In 1985, right about this time of year, my friends and I navigated our way downtown to Toronto’s Concert Hall to see Cabaret Voltaire. I was two months shy of my high school graduation. But that was nothing compared to the excitement of finally getting to see the great trio from Sheffield.
The Cabs meant the world to us. Once their Sensoria remix laid its monster hooks into us, we were theirs forever.
So you can imagine my excitement back in 2011, when Richard Kirk accepted my friend request on Facebook.
“Thanks so much Richard,” I gushed. “Your music has meant a lot to me. I saw you play The Concert Hall in Toronto in 1985. One of my absolute favourite live music experiences.”

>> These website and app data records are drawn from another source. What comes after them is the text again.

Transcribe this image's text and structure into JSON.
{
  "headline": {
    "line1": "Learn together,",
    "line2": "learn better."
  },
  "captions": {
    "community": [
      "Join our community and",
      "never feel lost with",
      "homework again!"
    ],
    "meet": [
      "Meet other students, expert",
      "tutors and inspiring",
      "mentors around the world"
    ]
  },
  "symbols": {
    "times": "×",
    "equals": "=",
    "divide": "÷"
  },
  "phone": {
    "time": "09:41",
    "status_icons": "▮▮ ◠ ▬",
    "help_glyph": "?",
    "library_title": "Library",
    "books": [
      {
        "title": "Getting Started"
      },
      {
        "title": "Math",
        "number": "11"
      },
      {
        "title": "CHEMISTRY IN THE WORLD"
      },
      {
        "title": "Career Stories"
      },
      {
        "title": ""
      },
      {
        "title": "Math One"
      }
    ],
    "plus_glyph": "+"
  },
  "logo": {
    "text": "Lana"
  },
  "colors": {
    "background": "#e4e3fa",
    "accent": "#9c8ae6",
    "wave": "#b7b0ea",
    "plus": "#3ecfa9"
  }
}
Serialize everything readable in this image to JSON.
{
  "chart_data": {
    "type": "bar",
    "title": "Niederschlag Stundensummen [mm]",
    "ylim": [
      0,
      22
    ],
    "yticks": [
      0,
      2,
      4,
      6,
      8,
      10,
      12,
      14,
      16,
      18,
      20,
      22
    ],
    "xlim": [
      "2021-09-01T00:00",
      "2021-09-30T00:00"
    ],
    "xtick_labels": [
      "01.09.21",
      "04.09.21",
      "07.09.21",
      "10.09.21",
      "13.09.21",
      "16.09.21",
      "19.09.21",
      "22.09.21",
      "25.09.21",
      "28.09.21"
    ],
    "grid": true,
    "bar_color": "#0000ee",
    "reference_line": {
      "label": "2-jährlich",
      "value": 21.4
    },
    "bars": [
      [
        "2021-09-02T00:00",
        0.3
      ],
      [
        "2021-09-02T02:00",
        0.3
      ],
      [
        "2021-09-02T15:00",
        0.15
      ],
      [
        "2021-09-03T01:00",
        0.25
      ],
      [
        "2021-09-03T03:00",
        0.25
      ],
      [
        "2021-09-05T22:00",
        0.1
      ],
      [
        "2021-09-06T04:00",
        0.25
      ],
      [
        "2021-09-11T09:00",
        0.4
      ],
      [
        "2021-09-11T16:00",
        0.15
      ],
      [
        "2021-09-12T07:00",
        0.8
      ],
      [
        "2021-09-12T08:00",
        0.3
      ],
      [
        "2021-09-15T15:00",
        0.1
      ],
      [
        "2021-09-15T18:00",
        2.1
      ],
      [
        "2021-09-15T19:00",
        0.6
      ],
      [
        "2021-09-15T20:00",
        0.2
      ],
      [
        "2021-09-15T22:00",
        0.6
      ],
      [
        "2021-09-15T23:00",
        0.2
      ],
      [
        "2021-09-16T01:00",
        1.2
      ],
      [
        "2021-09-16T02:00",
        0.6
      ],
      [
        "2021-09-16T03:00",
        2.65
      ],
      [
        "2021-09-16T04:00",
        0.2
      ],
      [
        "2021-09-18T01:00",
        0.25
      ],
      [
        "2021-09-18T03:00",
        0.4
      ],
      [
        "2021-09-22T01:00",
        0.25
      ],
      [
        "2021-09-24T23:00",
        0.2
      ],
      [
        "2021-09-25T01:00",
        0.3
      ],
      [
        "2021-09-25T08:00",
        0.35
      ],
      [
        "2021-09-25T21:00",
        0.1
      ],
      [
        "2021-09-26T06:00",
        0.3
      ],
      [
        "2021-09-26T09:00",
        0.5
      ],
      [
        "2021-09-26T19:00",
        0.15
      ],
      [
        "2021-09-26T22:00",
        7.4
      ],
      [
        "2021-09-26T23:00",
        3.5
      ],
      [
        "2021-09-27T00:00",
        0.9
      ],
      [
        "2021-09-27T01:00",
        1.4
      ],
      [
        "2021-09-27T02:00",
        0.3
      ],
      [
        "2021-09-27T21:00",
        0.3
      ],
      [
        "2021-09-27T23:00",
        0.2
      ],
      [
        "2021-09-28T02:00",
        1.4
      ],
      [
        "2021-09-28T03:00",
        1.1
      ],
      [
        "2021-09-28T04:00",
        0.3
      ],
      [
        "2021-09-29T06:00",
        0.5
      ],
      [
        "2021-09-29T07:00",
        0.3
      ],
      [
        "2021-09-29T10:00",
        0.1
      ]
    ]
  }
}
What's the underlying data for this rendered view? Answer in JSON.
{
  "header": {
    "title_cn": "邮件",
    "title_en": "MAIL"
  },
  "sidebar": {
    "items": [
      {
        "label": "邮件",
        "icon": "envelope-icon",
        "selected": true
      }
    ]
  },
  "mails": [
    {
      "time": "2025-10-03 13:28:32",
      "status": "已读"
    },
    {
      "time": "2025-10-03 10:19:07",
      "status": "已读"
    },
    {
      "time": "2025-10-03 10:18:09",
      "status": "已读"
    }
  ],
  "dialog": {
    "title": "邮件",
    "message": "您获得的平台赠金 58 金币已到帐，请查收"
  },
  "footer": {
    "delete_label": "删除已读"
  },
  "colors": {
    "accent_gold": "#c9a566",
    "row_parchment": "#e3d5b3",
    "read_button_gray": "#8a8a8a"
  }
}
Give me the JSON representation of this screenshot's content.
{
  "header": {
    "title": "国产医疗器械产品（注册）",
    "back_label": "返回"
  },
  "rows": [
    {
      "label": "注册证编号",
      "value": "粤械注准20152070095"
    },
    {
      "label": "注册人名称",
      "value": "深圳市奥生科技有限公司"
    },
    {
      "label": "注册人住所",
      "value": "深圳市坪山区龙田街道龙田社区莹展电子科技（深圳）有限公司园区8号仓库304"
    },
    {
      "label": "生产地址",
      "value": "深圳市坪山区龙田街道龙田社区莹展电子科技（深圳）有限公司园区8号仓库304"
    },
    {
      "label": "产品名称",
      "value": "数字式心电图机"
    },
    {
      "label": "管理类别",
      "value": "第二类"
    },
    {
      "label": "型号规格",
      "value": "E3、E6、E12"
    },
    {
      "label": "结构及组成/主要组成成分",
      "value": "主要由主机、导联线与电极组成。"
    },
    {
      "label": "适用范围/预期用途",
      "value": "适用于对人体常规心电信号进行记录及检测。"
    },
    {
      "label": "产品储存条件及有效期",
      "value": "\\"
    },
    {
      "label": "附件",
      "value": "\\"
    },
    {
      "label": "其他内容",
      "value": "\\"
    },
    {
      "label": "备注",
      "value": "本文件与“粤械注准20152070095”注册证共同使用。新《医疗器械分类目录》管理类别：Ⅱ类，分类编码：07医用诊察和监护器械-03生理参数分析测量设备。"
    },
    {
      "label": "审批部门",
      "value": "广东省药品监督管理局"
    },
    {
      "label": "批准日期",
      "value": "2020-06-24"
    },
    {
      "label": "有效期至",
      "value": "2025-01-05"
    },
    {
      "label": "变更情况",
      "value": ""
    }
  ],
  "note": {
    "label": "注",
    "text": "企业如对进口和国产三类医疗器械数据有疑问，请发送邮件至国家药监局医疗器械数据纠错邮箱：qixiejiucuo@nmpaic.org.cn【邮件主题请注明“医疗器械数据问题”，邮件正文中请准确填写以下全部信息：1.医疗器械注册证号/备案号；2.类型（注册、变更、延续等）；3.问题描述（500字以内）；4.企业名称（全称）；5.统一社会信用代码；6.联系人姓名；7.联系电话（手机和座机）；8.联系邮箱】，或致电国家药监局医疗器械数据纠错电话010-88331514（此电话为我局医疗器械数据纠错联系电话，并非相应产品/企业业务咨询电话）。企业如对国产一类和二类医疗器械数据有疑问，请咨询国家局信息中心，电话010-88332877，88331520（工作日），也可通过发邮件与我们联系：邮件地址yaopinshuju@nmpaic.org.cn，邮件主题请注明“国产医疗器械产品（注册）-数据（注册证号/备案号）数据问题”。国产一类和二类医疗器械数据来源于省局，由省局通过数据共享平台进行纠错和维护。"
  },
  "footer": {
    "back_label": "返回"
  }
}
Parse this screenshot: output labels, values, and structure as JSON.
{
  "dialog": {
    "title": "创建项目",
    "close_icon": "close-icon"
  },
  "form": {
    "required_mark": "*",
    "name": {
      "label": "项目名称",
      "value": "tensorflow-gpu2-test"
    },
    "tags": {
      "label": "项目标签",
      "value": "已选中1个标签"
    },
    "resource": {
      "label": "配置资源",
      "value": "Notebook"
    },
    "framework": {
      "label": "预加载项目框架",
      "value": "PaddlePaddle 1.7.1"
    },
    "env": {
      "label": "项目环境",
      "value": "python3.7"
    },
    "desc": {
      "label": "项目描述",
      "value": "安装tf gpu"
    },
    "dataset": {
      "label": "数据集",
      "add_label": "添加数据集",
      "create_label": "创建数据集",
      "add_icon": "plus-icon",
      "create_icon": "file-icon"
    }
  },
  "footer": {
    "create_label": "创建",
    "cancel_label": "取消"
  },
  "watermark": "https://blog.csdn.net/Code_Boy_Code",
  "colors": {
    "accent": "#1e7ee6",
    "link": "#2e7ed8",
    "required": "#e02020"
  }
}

My excitement (admittedly heightened by a late-afternoon double espresso), lasted all of 14 minutes.
“Hey Kevin – nice to meet you. I am however Richard A. Kirk not Richard H. Kirk. I get it a lot! Cheers, man.”
Mr. Kirk turned out to be a very pleasant visual artist from London, Ontario. Good guy, but obviously not a pioneer of industrial music who earned international accolades in the mid-1980s.
I searched Facebook high and low for Richard H., to no avail. (He’s since joined.) In a fit of ennui, I downloaded their 1994 double-album The Conversation. Like so much of the catalogue, it’s a wonderful effort that remains vital and challenging. A few weeks back, I transferred my vinyl copy of Voice of America to mp3. It’s not half bad either.
By the way, you can find a recording of that 1985 Toronto gig on iTunes.